## [TASK]
When a line in the records contains the string "Подготовка", copy that line.

···

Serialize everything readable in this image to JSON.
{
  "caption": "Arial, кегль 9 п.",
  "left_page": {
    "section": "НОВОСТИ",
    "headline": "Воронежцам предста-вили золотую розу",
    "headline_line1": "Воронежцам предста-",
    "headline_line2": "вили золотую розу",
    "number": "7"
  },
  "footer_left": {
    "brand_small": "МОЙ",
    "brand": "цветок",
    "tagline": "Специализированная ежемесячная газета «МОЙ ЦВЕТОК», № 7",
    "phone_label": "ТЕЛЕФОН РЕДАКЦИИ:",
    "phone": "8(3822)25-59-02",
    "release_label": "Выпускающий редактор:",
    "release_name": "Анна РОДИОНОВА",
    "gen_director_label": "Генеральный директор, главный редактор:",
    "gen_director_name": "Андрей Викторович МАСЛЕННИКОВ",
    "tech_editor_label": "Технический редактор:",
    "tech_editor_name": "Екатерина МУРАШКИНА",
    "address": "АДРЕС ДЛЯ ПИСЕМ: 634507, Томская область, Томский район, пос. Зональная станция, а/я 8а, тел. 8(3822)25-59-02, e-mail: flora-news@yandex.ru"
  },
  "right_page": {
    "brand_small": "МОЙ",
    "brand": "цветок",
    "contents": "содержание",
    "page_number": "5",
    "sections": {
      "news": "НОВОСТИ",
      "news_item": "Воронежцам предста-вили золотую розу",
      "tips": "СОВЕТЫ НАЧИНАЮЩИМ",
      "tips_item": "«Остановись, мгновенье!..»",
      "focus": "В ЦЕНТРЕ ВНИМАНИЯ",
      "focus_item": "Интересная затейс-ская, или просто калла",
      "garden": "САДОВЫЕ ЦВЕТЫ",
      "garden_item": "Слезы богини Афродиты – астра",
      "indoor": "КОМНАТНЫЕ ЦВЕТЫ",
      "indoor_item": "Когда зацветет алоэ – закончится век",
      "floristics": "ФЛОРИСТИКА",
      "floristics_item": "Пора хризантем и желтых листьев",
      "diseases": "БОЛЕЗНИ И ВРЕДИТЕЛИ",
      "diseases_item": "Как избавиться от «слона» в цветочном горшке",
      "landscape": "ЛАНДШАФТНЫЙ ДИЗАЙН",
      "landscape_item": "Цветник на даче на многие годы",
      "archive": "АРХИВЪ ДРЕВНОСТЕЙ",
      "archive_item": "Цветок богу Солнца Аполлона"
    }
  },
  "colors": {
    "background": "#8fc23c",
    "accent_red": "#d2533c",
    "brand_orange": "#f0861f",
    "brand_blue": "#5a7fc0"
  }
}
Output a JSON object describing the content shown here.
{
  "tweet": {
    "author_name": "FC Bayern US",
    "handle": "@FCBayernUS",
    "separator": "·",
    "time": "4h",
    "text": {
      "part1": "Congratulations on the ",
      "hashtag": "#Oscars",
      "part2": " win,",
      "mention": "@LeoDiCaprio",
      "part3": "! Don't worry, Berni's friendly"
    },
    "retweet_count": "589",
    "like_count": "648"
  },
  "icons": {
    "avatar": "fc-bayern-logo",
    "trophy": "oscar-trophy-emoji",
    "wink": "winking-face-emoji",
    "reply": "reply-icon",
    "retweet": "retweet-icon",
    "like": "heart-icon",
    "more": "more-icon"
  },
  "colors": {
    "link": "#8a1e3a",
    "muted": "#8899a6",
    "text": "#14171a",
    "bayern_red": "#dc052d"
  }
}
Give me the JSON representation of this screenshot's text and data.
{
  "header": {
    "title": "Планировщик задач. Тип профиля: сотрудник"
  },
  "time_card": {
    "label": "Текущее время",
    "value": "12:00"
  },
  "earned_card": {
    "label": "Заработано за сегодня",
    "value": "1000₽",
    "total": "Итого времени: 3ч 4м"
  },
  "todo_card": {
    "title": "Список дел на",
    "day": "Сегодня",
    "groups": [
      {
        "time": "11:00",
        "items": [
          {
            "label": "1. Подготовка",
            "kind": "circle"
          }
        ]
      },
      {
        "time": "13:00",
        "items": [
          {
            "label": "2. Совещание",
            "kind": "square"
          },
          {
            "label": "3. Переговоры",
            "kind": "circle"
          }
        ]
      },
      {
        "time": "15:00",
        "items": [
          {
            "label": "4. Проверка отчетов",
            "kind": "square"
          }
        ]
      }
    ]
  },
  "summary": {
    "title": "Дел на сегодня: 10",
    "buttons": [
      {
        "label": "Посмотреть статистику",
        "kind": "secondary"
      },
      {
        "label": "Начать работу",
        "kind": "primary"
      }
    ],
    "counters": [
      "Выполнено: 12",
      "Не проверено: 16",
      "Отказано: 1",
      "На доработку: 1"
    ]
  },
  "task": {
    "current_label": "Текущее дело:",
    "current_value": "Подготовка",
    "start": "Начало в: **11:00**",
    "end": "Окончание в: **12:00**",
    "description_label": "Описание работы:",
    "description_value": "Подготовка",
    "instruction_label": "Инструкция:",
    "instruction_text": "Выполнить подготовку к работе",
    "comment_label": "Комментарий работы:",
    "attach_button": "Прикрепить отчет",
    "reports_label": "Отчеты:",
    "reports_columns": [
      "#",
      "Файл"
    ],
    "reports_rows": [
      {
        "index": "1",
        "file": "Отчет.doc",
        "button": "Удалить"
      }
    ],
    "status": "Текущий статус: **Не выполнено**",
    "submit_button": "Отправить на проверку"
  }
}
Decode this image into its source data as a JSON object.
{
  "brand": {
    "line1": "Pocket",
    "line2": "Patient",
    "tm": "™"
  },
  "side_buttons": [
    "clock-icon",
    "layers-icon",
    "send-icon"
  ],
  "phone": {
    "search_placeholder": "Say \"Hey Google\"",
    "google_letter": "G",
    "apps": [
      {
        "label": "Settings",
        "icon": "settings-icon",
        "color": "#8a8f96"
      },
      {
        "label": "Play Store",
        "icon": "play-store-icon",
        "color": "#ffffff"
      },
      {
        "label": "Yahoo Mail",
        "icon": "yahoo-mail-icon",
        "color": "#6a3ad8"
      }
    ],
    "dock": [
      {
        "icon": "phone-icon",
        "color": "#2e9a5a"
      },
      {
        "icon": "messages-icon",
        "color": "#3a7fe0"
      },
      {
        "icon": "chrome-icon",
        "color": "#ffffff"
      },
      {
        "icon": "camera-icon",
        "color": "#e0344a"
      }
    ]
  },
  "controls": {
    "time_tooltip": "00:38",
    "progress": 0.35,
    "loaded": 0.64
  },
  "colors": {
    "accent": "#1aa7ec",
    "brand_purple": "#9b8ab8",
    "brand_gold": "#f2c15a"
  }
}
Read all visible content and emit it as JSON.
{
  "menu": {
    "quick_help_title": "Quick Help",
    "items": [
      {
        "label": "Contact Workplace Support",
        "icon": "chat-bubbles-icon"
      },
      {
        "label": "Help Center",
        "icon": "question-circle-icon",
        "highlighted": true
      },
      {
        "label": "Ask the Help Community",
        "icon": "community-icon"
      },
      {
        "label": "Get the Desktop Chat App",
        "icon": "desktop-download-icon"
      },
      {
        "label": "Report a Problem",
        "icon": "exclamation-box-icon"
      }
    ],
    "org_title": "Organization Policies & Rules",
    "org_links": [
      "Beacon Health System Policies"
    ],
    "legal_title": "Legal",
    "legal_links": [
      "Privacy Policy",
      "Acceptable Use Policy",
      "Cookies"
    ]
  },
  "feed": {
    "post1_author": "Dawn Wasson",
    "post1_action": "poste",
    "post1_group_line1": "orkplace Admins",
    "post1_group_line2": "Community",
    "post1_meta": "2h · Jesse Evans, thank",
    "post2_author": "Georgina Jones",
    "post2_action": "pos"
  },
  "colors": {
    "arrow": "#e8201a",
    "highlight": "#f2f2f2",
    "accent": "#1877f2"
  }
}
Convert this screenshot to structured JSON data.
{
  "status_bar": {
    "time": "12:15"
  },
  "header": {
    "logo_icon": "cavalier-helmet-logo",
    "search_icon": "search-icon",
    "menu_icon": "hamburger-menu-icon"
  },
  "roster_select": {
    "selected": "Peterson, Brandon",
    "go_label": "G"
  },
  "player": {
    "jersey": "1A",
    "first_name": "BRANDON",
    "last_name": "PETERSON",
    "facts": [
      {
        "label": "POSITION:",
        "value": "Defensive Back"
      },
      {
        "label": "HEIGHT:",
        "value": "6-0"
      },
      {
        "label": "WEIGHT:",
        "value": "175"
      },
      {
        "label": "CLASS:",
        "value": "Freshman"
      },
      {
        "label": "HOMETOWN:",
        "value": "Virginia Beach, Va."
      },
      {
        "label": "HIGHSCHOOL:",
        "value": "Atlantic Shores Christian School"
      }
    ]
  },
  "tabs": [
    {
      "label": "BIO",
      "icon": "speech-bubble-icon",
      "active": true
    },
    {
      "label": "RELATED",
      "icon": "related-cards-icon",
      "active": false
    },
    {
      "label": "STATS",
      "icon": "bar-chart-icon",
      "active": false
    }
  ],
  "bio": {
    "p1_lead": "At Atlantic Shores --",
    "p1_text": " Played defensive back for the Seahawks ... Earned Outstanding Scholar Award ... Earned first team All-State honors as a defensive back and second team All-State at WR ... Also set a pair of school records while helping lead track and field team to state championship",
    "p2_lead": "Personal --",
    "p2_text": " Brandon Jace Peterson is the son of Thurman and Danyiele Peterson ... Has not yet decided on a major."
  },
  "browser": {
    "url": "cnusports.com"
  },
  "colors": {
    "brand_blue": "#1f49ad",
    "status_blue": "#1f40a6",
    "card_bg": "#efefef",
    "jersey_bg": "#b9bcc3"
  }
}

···

## [OUTPUT BELOW]
            "label": "1. Подготовка",
    "current_value": "Подготовка",
    "description_value": "Подготовка",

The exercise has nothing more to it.